| Description of the task |
Could the data below please be reproduced word for word, without the pictures?

Input section start

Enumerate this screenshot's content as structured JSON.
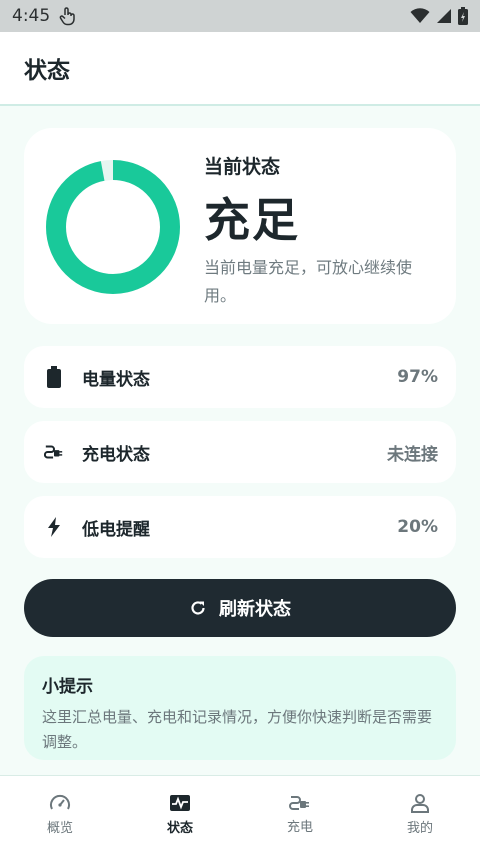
{
  "status_bar": {
    "time": "4:45"
  },
  "app_bar": {
    "title": "状态"
  },
  "hero": {
    "label": "当前状态",
    "state": "充足",
    "description": "当前电量充足，可放心继续使用。",
    "ring_percent": 97,
    "ring_color": "#19c99a"
  },
  "rows": [
    {
      "icon": "battery-icon",
      "label": "电量状态",
      "value": "97%"
    },
    {
      "icon": "plug-icon",
      "label": "充电状态",
      "value": "未连接"
    },
    {
      "icon": "bolt-icon",
      "label": "低电提醒",
      "value": "20%"
    }
  ],
  "refresh_button": {
    "label": "刷新状态"
  },
  "tip": {
    "title": "小提示",
    "text": "这里汇总电量、充电和记录情况，方便你快速判断是否需要调整。"
  },
  "nav": [
    {
      "icon": "gauge-icon",
      "label": "概览",
      "active": false
    },
    {
      "icon": "pulse-icon",
      "label": "状态",
      "active": true
    },
    {
      "icon": "plug-icon",
      "label": "充电",
      "active": false
    },
    {
      "icon": "person-icon",
      "label": "我的",
      "active": false
    }
  ]
}
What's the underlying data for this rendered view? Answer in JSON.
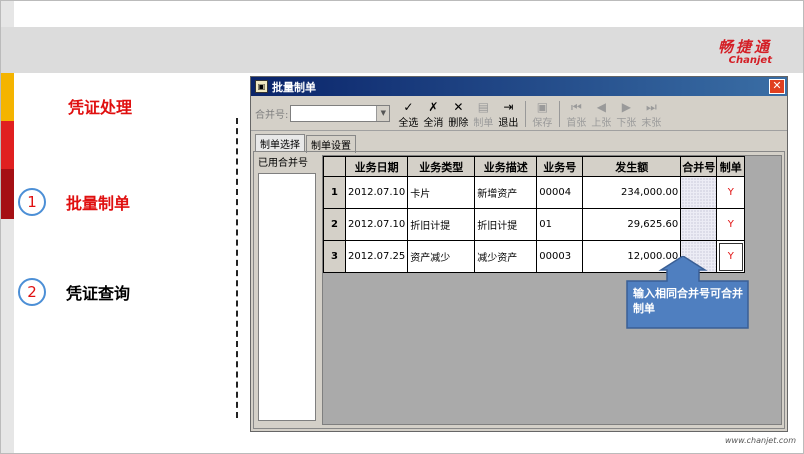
{
  "brand": {
    "name_cn": "畅捷通",
    "name_en": "Chanjet",
    "url": "www.chanjet.com"
  },
  "slide": {
    "section_title": "凭证处理",
    "menu": [
      {
        "num": "1",
        "label": "批量制单"
      },
      {
        "num": "2",
        "label": "凭证查询"
      }
    ]
  },
  "window": {
    "title": "批量制单",
    "app_icon_glyph": "▣",
    "close_glyph": "✕",
    "merge_no_label": "合并号:",
    "combo_value": "",
    "combo_arrow": "▼",
    "buttons": [
      {
        "label": "全选",
        "icon": "✓",
        "enabled": true
      },
      {
        "label": "全消",
        "icon": "✗",
        "enabled": true
      },
      {
        "label": "删除",
        "icon": "✕",
        "enabled": true
      },
      {
        "label": "制单",
        "icon": "▤",
        "enabled": false
      },
      {
        "label": "退出",
        "icon": "⇥",
        "enabled": true
      },
      {
        "label": "保存",
        "icon": "▣",
        "enabled": false
      },
      {
        "label": "首张",
        "icon": "⏮",
        "enabled": false
      },
      {
        "label": "上张",
        "icon": "◀",
        "enabled": false
      },
      {
        "label": "下张",
        "icon": "▶",
        "enabled": false
      },
      {
        "label": "末张",
        "icon": "⏭",
        "enabled": false
      }
    ],
    "tabs": [
      {
        "label": "制单选择",
        "active": true
      },
      {
        "label": "制单设置",
        "active": false
      }
    ],
    "used_merge_label": "已用合并号",
    "columns": [
      "业务日期",
      "业务类型",
      "业务描述",
      "业务号",
      "发生额",
      "合并号",
      "制单"
    ],
    "rows": [
      {
        "no": "1",
        "date": "2012.07.10",
        "type": "卡片",
        "desc": "新增资产",
        "biz_no": "00004",
        "amount": "234,000.00",
        "merge": "",
        "mark": "Y"
      },
      {
        "no": "2",
        "date": "2012.07.10",
        "type": "折旧计提",
        "desc": "折旧计提",
        "biz_no": "01",
        "amount": "29,625.60",
        "merge": "",
        "mark": "Y"
      },
      {
        "no": "3",
        "date": "2012.07.25",
        "type": "资产减少",
        "desc": "减少资产",
        "biz_no": "00003",
        "amount": "12,000.00",
        "merge": "",
        "mark": "Y"
      }
    ]
  },
  "callout": {
    "text": "输入相同合并号可合并制单"
  },
  "colors": {
    "accent_red": "#e01010",
    "callout_blue": "#4f7fc0",
    "title_bar": "#0a246a"
  }
}
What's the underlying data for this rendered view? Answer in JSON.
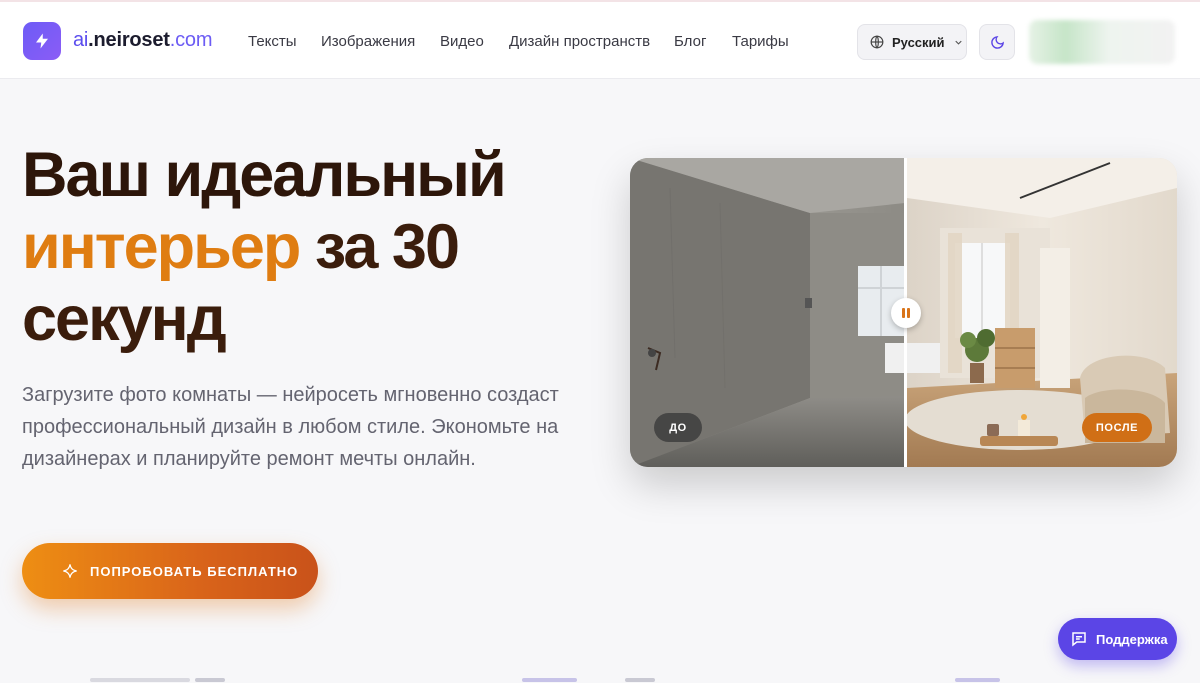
{
  "header": {
    "logo_prefix": "ai",
    "logo_name": ".neiroset",
    "logo_suffix": ".com",
    "nav": [
      {
        "label": "Тексты"
      },
      {
        "label": "Изображения"
      },
      {
        "label": "Видео"
      },
      {
        "label": "Дизайн пространств"
      },
      {
        "label": "Блог"
      },
      {
        "label": "Тарифы"
      }
    ],
    "language": "Русский"
  },
  "hero": {
    "title_line1": "Ваш идеальный",
    "title_highlight": "интерьер",
    "title_line2_rest": " за 30",
    "title_line3": "секунд",
    "subtitle": "Загрузите фото комнаты — нейросеть мгновенно создаст профессиональный дизайн в любом стиле. Экономьте на дизайнерах и планируйте ремонт мечты онлайн.",
    "cta_label": "ПОПРОБОВАТЬ БЕСПЛАТНО"
  },
  "compare": {
    "before_label": "ДО",
    "after_label": "ПОСЛЕ"
  },
  "support_label": "Поддержка",
  "colors": {
    "brand": "#5b4dee",
    "accent_orange": "#df7d12",
    "support": "#5b45e6"
  },
  "icons": {
    "logo": "bolt-icon",
    "language": "globe-icon",
    "theme": "moon-icon",
    "cta": "sparkle-icon",
    "compare_control": "pause-icon",
    "support": "chat-icon"
  }
}
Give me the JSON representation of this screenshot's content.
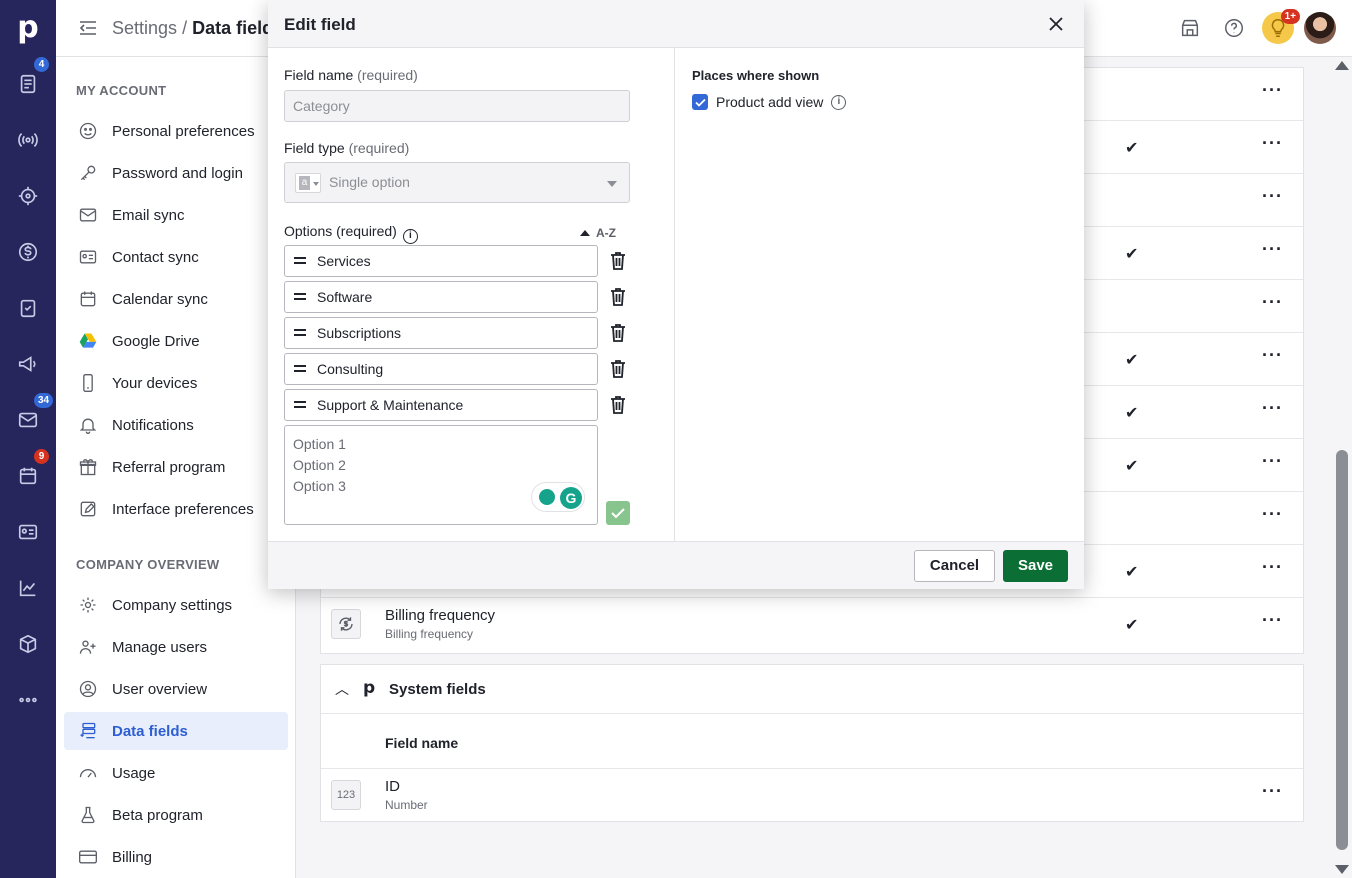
{
  "rail": {
    "badges": {
      "leads": "4",
      "mail": "34",
      "activities": "9"
    }
  },
  "header": {
    "breadcrumb_parent": "Settings",
    "breadcrumb_sep": "/",
    "breadcrumb_current": "Data fields",
    "bulb_badge": "1+"
  },
  "sidebar": {
    "my_account_title": "MY ACCOUNT",
    "my_account_items": [
      "Personal preferences",
      "Password and login",
      "Email sync",
      "Contact sync",
      "Calendar sync",
      "Google Drive",
      "Your devices",
      "Notifications",
      "Referral program",
      "Interface preferences"
    ],
    "company_title": "COMPANY OVERVIEW",
    "company_items": [
      "Company settings",
      "Manage users",
      "User overview",
      "Data fields",
      "Usage",
      "Beta program",
      "Billing"
    ]
  },
  "main": {
    "billing_row": {
      "name": "Billing frequency",
      "sub": "Billing frequency"
    },
    "system_fields_title": "System fields",
    "column_field_name": "Field name",
    "id_row": {
      "icon_text": "123",
      "name": "ID",
      "sub": "Number"
    }
  },
  "dialog": {
    "title": "Edit field",
    "field_name_label": "Field name",
    "required_label": "(required)",
    "field_name_value": "Category",
    "field_type_label": "Field type",
    "field_type_value": "Single option",
    "options_label": "Options (required)",
    "sort_label": "A-Z",
    "options": [
      "Services",
      "Software",
      "Subscriptions",
      "Consulting",
      "Support & Maintenance"
    ],
    "new_options_placeholder": "Option 1\nOption 2\nOption 3",
    "places_title": "Places where shown",
    "places_item": "Product add view",
    "cancel_label": "Cancel",
    "save_label": "Save",
    "grammarly_letter": "G"
  },
  "colors": {
    "rail_bg": "#26265c",
    "accent_blue": "#3269d6",
    "save_green": "#0b6e34",
    "badge_red": "#d5321f"
  }
}
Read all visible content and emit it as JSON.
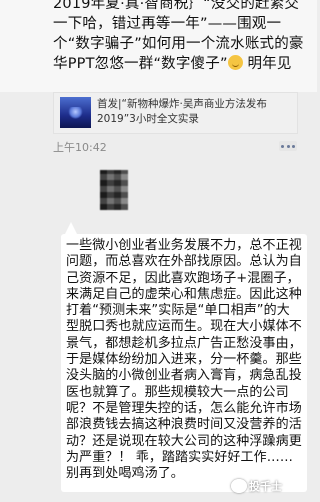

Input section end

| Output for this exercise |
Enumerate this screenshot's content as structured JSON.
{
  "status_bar": {
    "time": "4:45"
  },
  "app_bar": {
    "title": "状态"
  },
  "hero": {
    "label": "当前状态",
    "state": "充足",
    "description": "当前电量充足，可放心继续使用。",
    "ring_percent": 97,
    "ring_color": "#19c99a"
  },
  "rows": [
    {
      "icon": "battery-icon",
      "label": "电量状态",
      "value": "97%"
    },
    {
      "icon": "plug-icon",
      "label": "充电状态",
      "value": "未连接"
    },
    {
      "icon": "bolt-icon",
      "label": "低电提醒",
      "value": "20%"
    }
  ],
  "refresh_button": {
    "label": "刷新状态"
  },
  "tip": {
    "title": "小提示",
    "text": "这里汇总电量、充电和记录情况，方便你快速判断是否需要调整。"
  },
  "nav": [
    {
      "icon": "gauge-icon",
      "label": "概览",
      "active": false
    },
    {
      "icon": "pulse-icon",
      "label": "状态",
      "active": true
    },
    {
      "icon": "plug-icon",
      "label": "充电",
      "active": false
    },
    {
      "icon": "person-icon",
      "label": "我的",
      "active": false
    }
  ]
}
What's the underlying data for this rendered view? Answer in JSON.
{
  "brand": {
    "name_cn": "畅捷通",
    "name_en": "Chanjet",
    "url": "www.chanjet.com"
  },
  "slide": {
    "section_title": "凭证处理",
    "menu": [
      {
        "num": "1",
        "label": "批量制单"
      },
      {
        "num": "2",
        "label": "凭证查询"
      }
    ]
  },
  "window": {
    "title": "批量制单",
    "app_icon_glyph": "▣",
    "close_glyph": "✕",
    "merge_no_label": "合并号:",
    "combo_value": "",
    "combo_arrow": "▼",
    "buttons": [
      {
        "label": "全选",
        "icon": "✓",
        "enabled": true
      },
      {
        "label": "全消",
        "icon": "✗",
        "enabled": true
      },
      {
        "label": "删除",
        "icon": "✕",
        "enabled": true
      },
      {
        "label": "制单",
        "icon": "▤",
        "enabled": false
      },
      {
        "label": "退出",
        "icon": "⇥",
        "enabled": true
      },
      {
        "label": "保存",
        "icon": "▣",
        "enabled": false
      },
      {
        "label": "首张",
        "icon": "⏮",
        "enabled": false
      },
      {
        "label": "上张",
        "icon": "◀",
        "enabled": false
      },
      {
        "label": "下张",
        "icon": "▶",
        "enabled": false
      },
      {
        "label": "末张",
        "icon": "⏭",
        "enabled": false
      }
    ],
    "tabs": [
      {
        "label": "制单选择",
        "active": true
      },
      {
        "label": "制单设置",
        "active": false
      }
    ],
    "used_merge_label": "已用合并号",
    "columns": [
      "业务日期",
      "业务类型",
      "业务描述",
      "业务号",
      "发生额",
      "合并号",
      "制单"
    ],
    "rows": [
      {
        "no": "1",
        "date": "2012.07.10",
        "type": "卡片",
        "desc": "新增资产",
        "biz_no": "00004",
        "amount": "234,000.00",
        "merge": "",
        "mark": "Y"
      },
      {
        "no": "2",
        "date": "2012.07.10",
        "type": "折旧计提",
        "desc": "折旧计提",
        "biz_no": "01",
        "amount": "29,625.60",
        "merge": "",
        "mark": "Y"
      },
      {
        "no": "3",
        "date": "2012.07.25",
        "type": "资产减少",
        "desc": "减少资产",
        "biz_no": "00003",
        "amount": "12,000.00",
        "merge": "",
        "mark": "Y"
      }
    ]
  },
  "callout": {
    "text": "输入相同合并号可合并制单"
  },
  "colors": {
    "accent_red": "#e01010",
    "callout_blue": "#4f7fc0",
    "title_bar": "#0a246a"
  }
}
What's the underlying data for this rendered view? Answer in JSON.
{
  "header": {
    "logo_prefix": "ai",
    "logo_name": ".neiroset",
    "logo_suffix": ".com",
    "nav": [
      {
        "label": "Тексты"
      },
      {
        "label": "Изображения"
      },
      {
        "label": "Видео"
      },
      {
        "label": "Дизайн пространств"
      },
      {
        "label": "Блог"
      },
      {
        "label": "Тарифы"
      }
    ],
    "language": "Русский"
  },
  "hero": {
    "title_line1": "Ваш идеальный",
    "title_highlight": "интерьер",
    "title_line2_rest": " за 30",
    "title_line3": "секунд",
    "subtitle": "Загрузите фото комнаты — нейросеть мгновенно создаст профессиональный дизайн в любом стиле. Экономьте на дизайнерах и планируйте ремонт мечты онлайн.",
    "cta_label": "ПОПРОБОВАТЬ БЕСПЛАТНО"
  },
  "compare": {
    "before_label": "ДО",
    "after_label": "ПОСЛЕ"
  },
  "support_label": "Поддержка",
  "colors": {
    "brand": "#5b4dee",
    "accent_orange": "#df7d12",
    "support": "#5b45e6"
  },
  "icons": {
    "logo": "bolt-icon",
    "language": "globe-icon",
    "theme": "moon-icon",
    "cta": "sparkle-icon",
    "compare_control": "pause-icon",
    "support": "chat-icon"
  }
}
Give me the JSON representation of this screenshot's content.
{
  "rail": {
    "badges": {
      "leads": "4",
      "mail": "34",
      "activities": "9"
    }
  },
  "header": {
    "breadcrumb_parent": "Settings",
    "breadcrumb_sep": "/",
    "breadcrumb_current": "Data fields",
    "bulb_badge": "1+"
  },
  "sidebar": {
    "my_account_title": "MY ACCOUNT",
    "my_account_items": [
      "Personal preferences",
      "Password and login",
      "Email sync",
      "Contact sync",
      "Calendar sync",
      "Google Drive",
      "Your devices",
      "Notifications",
      "Referral program",
      "Interface preferences"
    ],
    "company_title": "COMPANY OVERVIEW",
    "company_items": [
      "Company settings",
      "Manage users",
      "User overview",
      "Data fields",
      "Usage",
      "Beta program",
      "Billing"
    ]
  },
  "main": {
    "billing_row": {
      "name": "Billing frequency",
      "sub": "Billing frequency"
    },
    "system_fields_title": "System fields",
    "column_field_name": "Field name",
    "id_row": {
      "icon_text": "123",
      "name": "ID",
      "sub": "Number"
    }
  },
  "dialog": {
    "title": "Edit field",
    "field_name_label": "Field name",
    "required_label": "(required)",
    "field_name_value": "Category",
    "field_type_label": "Field type",
    "field_type_value": "Single option",
    "options_label": "Options (required)",
    "sort_label": "A-Z",
    "options": [
      "Services",
      "Software",
      "Subscriptions",
      "Consulting",
      "Support & Maintenance"
    ],
    "new_options_placeholder": "Option 1\nOption 2\nOption 3",
    "places_title": "Places where shown",
    "places_item": "Product add view",
    "cancel_label": "Cancel",
    "save_label": "Save",
    "grammarly_letter": "G"
  },
  "colors": {
    "rail_bg": "#26265c",
    "accent_blue": "#3269d6",
    "save_green": "#0b6e34",
    "badge_red": "#d5321f"
  }
}
Read all visible content and emit it as JSON.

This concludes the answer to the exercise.